“I want to pass a bill. I want to make a difference,” said Moskowitz, a graduate of Marjorie Stoneman Douglas High School in Parkland, where 17 people were killed in a shooting on Feb. 14. “But I also want to do the right thing.”
The amendment, like many others, failed on a party-line vote.
The bill being considered by the House faces criticism from both sides of the gun-control debate.
Those in favor of stricter measures lament its lack of a ban on semi-automatic weapons, expanded background checks and proposals to close the gun show loophole on background checks and waiting periods.
The National Rifle Association views the proposal as a do-nothing, unnecessary infringement on Second Amendment rights. It alerted its members Monday night to call all House members and urge them to reject the bill.
The bill requires a three-day waiting period to buy a firearm, raises the age to buy a gun to 21 and creates a program to train school personnel to carry concealed weapons. It includes $400 million for school security and mental health programs. In addition, the bill creates a 16-member commission to investigate the Parkland shooting and make recommendations to the Legislature.
Republican Rep. Elizabeth Porter pushed back at critics who say lawmakers should heed the student protesters’ call for an assault-weapons ban.

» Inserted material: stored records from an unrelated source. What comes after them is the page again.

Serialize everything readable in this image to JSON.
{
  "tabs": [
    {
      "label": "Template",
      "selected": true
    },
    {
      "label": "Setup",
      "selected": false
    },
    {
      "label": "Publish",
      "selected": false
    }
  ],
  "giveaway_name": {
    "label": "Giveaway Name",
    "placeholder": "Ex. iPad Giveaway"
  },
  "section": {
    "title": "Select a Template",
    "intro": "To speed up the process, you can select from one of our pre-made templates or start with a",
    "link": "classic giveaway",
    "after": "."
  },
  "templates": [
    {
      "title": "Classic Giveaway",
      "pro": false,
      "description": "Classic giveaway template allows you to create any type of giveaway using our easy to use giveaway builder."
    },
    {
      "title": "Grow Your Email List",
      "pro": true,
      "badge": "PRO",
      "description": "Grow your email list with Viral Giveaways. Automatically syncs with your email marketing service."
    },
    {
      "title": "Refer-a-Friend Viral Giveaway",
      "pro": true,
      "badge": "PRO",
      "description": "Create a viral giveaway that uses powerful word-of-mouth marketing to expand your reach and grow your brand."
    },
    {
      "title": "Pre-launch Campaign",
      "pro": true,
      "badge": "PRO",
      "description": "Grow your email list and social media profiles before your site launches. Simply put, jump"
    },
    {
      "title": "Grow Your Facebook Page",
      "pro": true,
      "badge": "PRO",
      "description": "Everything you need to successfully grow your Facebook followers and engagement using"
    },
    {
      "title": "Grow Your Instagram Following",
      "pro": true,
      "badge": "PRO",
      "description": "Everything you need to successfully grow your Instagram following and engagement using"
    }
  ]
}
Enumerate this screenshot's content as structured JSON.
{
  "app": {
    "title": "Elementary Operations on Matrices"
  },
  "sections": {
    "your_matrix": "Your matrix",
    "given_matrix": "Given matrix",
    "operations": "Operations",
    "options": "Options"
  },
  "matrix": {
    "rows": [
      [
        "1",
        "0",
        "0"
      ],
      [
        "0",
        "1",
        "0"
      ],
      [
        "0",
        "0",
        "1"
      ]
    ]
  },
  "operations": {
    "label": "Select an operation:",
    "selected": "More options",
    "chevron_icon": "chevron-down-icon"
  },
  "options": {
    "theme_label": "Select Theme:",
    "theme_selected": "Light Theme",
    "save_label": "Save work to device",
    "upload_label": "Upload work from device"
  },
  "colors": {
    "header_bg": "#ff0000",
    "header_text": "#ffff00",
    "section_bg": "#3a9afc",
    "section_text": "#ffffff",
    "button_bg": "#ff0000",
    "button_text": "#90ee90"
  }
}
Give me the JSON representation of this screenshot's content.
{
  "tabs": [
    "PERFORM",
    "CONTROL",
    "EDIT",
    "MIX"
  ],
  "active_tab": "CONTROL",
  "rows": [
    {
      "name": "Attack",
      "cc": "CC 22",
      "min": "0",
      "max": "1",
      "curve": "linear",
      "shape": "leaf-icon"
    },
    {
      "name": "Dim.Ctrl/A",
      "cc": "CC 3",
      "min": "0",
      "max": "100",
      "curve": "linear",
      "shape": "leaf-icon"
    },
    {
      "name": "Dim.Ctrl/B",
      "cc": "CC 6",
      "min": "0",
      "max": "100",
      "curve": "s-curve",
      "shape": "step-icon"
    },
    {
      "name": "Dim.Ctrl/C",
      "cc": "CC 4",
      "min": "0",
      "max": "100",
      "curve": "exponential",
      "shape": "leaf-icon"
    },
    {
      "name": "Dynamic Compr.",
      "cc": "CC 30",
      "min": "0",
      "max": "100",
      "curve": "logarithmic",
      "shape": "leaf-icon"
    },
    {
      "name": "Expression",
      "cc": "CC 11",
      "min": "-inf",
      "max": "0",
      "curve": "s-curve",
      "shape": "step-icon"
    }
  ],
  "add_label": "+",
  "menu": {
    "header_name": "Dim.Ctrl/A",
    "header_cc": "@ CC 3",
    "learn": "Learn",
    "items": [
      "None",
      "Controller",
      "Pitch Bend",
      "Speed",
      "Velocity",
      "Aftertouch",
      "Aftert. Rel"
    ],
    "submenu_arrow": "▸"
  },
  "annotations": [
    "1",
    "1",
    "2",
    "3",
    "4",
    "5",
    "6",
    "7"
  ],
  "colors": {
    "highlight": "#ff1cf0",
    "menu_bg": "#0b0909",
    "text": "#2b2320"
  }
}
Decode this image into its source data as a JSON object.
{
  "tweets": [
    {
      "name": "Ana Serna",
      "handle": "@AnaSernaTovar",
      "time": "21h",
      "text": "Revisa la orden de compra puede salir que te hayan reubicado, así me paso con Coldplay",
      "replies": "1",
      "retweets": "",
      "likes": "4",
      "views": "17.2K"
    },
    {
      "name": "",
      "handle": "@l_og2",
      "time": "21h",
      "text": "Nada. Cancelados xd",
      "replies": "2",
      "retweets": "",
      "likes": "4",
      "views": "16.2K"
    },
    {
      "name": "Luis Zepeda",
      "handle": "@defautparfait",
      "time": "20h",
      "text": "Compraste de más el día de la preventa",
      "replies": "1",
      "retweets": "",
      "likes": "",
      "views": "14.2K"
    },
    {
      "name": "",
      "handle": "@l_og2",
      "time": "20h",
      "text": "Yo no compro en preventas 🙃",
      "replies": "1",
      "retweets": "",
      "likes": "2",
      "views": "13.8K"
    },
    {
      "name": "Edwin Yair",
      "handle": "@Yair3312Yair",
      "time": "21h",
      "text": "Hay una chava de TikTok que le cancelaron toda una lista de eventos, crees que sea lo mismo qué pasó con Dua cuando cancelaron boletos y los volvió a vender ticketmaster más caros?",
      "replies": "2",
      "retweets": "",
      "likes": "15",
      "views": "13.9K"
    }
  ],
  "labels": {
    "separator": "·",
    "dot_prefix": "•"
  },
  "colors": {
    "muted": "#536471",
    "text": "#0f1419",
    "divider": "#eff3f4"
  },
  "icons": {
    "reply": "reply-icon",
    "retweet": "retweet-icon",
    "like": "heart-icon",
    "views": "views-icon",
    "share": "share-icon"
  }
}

“We’ve been told that we need to listen to the children and do what the children ask,” Porter said. “Do we allow children to tell us that we should pass a law that says no homework?… No. The adults make the laws.”